After reading the article, lots of question pops up in my head. Indeed, just as Ellen Bialyastok said, in the modern world which different countries getting more connected, bilingual became sort of a necessary skill in many circumstances, such as international business or travel industry. (2009)
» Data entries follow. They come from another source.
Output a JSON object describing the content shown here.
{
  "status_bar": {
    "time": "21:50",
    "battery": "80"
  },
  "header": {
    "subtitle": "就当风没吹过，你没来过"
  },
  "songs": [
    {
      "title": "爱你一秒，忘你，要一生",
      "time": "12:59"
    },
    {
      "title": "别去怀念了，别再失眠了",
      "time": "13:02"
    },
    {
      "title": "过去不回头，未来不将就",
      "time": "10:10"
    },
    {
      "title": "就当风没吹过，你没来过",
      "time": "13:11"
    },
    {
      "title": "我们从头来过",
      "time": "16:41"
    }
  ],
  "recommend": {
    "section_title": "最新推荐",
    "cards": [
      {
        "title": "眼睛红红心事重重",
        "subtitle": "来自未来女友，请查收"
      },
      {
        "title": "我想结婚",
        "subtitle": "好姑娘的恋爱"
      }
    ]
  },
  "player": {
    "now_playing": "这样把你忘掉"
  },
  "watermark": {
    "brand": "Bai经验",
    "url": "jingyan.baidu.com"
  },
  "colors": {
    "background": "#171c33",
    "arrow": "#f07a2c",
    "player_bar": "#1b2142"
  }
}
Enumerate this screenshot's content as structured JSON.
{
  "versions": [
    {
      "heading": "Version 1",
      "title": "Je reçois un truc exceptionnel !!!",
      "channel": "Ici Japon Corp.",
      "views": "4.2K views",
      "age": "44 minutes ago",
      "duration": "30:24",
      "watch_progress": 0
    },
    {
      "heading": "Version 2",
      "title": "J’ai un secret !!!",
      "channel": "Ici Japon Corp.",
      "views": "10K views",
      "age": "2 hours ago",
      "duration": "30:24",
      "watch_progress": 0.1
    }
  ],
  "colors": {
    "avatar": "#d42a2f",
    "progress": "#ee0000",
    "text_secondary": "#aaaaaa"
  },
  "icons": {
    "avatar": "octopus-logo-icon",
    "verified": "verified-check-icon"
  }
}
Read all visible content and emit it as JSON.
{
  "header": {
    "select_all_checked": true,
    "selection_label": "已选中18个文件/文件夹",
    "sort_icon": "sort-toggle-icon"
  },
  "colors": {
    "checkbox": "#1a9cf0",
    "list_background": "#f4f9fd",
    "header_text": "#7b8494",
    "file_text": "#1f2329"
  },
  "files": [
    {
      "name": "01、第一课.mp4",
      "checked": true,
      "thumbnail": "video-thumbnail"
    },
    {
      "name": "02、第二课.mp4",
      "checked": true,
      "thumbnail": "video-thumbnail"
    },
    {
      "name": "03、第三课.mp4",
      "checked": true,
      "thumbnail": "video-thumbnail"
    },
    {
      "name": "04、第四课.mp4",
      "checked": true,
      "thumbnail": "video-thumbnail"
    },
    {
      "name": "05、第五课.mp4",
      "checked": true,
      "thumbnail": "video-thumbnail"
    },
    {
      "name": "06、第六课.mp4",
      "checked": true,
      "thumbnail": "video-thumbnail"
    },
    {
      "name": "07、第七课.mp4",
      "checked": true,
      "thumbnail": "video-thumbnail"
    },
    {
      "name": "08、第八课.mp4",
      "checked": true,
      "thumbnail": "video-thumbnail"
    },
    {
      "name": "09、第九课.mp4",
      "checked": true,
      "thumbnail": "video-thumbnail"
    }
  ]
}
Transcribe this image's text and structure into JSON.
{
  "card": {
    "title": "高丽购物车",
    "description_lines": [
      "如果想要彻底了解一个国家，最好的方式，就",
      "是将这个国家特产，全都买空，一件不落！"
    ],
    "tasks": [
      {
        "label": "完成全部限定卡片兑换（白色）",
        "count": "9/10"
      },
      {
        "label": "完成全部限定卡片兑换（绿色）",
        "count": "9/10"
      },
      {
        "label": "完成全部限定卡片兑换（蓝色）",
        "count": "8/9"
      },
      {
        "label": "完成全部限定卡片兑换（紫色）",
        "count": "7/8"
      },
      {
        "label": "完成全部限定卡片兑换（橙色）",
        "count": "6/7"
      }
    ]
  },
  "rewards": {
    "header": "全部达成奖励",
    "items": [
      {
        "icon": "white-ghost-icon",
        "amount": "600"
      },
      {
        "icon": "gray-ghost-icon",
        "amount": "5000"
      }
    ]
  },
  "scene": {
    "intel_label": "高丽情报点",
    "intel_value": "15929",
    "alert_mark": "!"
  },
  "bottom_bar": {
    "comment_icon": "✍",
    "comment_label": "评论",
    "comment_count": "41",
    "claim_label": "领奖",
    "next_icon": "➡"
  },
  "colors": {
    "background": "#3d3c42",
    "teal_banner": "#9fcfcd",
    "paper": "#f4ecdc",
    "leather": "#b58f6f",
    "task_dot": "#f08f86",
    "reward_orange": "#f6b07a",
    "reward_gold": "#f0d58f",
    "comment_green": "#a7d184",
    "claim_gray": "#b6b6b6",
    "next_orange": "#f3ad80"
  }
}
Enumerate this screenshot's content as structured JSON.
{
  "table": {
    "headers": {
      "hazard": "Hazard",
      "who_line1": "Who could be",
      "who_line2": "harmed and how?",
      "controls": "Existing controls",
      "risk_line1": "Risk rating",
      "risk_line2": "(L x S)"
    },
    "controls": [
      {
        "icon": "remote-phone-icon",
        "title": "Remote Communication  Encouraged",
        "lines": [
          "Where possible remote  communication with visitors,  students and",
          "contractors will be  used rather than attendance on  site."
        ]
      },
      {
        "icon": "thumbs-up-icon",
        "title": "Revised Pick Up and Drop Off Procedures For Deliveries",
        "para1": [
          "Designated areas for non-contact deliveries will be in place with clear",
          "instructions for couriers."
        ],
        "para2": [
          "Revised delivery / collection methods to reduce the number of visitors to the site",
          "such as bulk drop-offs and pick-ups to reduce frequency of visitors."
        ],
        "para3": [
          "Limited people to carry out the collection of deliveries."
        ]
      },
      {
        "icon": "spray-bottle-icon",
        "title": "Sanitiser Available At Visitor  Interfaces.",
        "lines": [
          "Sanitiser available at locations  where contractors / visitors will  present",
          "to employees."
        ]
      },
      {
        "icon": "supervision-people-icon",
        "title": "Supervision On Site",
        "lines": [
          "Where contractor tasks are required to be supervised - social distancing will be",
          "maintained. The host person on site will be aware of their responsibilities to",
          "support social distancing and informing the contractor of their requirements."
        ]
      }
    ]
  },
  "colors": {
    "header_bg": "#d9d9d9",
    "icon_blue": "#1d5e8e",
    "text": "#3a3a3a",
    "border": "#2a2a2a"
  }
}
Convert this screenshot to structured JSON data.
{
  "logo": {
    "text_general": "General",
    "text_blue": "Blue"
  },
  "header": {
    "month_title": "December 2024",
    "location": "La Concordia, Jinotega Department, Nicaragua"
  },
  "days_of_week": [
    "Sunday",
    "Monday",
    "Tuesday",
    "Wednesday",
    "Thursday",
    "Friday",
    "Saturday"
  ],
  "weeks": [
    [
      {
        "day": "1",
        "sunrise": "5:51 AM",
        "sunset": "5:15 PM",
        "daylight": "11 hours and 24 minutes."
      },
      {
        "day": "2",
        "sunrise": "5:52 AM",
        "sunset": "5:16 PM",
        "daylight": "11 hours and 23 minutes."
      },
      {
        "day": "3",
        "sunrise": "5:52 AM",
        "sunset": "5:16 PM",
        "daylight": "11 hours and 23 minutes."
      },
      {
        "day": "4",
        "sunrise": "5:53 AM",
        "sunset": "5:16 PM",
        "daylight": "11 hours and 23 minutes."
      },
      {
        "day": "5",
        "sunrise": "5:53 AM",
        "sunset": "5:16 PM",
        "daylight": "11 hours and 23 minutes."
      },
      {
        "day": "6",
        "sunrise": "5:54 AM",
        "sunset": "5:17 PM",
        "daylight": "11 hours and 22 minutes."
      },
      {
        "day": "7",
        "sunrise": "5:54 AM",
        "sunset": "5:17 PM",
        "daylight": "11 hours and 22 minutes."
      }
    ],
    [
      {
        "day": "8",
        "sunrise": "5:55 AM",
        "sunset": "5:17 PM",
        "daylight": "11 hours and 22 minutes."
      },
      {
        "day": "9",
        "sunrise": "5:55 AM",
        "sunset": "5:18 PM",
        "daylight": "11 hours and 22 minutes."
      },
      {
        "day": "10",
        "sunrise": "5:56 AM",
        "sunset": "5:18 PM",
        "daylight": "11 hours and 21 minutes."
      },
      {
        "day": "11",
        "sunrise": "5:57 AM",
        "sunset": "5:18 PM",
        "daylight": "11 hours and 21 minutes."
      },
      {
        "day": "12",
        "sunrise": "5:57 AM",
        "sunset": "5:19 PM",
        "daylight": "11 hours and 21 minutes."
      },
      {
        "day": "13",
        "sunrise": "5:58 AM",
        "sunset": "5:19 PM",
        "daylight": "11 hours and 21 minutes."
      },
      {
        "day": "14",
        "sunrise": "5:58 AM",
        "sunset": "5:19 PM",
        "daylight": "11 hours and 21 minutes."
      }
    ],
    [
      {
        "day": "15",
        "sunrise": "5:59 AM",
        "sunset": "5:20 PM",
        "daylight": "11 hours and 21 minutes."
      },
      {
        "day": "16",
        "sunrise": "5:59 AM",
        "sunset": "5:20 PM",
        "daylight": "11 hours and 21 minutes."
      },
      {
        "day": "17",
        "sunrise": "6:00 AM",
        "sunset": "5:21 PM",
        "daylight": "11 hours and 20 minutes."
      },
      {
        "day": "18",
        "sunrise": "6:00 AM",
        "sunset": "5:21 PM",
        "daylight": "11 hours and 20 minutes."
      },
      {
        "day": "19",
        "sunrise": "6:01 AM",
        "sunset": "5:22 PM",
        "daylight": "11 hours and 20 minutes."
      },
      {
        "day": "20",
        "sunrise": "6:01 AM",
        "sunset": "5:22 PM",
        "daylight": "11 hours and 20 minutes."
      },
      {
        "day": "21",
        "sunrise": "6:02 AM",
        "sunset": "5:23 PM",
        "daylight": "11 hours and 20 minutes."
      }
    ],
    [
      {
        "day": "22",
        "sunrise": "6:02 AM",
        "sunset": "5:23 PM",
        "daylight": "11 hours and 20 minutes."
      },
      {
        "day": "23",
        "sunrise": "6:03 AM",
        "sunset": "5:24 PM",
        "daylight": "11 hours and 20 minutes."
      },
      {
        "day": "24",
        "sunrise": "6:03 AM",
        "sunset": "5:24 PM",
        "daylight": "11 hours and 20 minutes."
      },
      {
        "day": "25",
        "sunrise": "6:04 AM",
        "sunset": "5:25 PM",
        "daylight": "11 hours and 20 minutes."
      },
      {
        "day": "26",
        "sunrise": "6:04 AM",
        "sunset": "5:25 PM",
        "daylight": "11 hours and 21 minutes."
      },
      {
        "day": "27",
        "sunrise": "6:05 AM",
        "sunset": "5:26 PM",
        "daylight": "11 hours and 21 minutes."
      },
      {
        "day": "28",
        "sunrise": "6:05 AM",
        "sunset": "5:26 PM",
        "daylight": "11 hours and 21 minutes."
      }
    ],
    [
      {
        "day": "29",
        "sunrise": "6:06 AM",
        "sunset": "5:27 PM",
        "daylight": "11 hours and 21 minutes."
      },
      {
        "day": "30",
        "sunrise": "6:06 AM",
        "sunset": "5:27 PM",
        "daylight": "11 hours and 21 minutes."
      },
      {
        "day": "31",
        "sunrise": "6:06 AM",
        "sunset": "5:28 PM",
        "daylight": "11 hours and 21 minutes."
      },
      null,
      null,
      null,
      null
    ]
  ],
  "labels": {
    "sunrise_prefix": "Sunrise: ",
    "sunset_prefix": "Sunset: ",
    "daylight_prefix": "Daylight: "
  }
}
As a foreigner, born and raised outside of America, which is a non- English environment, I can see it there might be a different value or point of view on bilingual. As English became the international language, Americans pretty much do not need a second language. It might sounds weird and offensive but my point is, to a Chinese guy like me, English is also a necessary language besides my First language. As the article mentioned, there are bilingual speaker that forced to be one and bilingual speaker that choose to be one. (2009) People who are forced are usually because of their parents speak a different language other than the language environment that the child are living in. People who choose to be one simply wants to learn a language and manage to master it. However I do think this thought are mostly focused on English based country. In my country, or city, which is Hong Kong, we are both choose and forced to be a bilingual speaker. We are all Cantonese speaker, which is also the only language we need if we stay in our region. However, because English is the international common language, we will have to learn it if we want to survive in the modern world. English, though is not our main language appears everywhere around my city. For example in the advertisement, on the can soup description or even on a simple toilet sign. What I want to say is that, although we are not forced to lean English like baby born in a bilingual family, we are still forced to learn the language because we need it for regular living actions. Still, technically we choose to become one. It might also be one of the reason Asian children have an impression that they are good at academic work. On a website call “bilingual parenting” stated that bilingualism actually can produce more grey matter in your brain which heavily affects the ability to learn. (2014)
Bialystok, E., Craik, F., Green, D., & Gollan, T. (2009). Bilingual Minds. Psychological Science in the Public Interest, 10(3), 89-129.
Ten amazing facts about bilingualism. (2014, April 1). Retrieved January 30, 2015, from http://bilingualparenting.com/2014/04/ten-amazing-facts-about-bilingualism/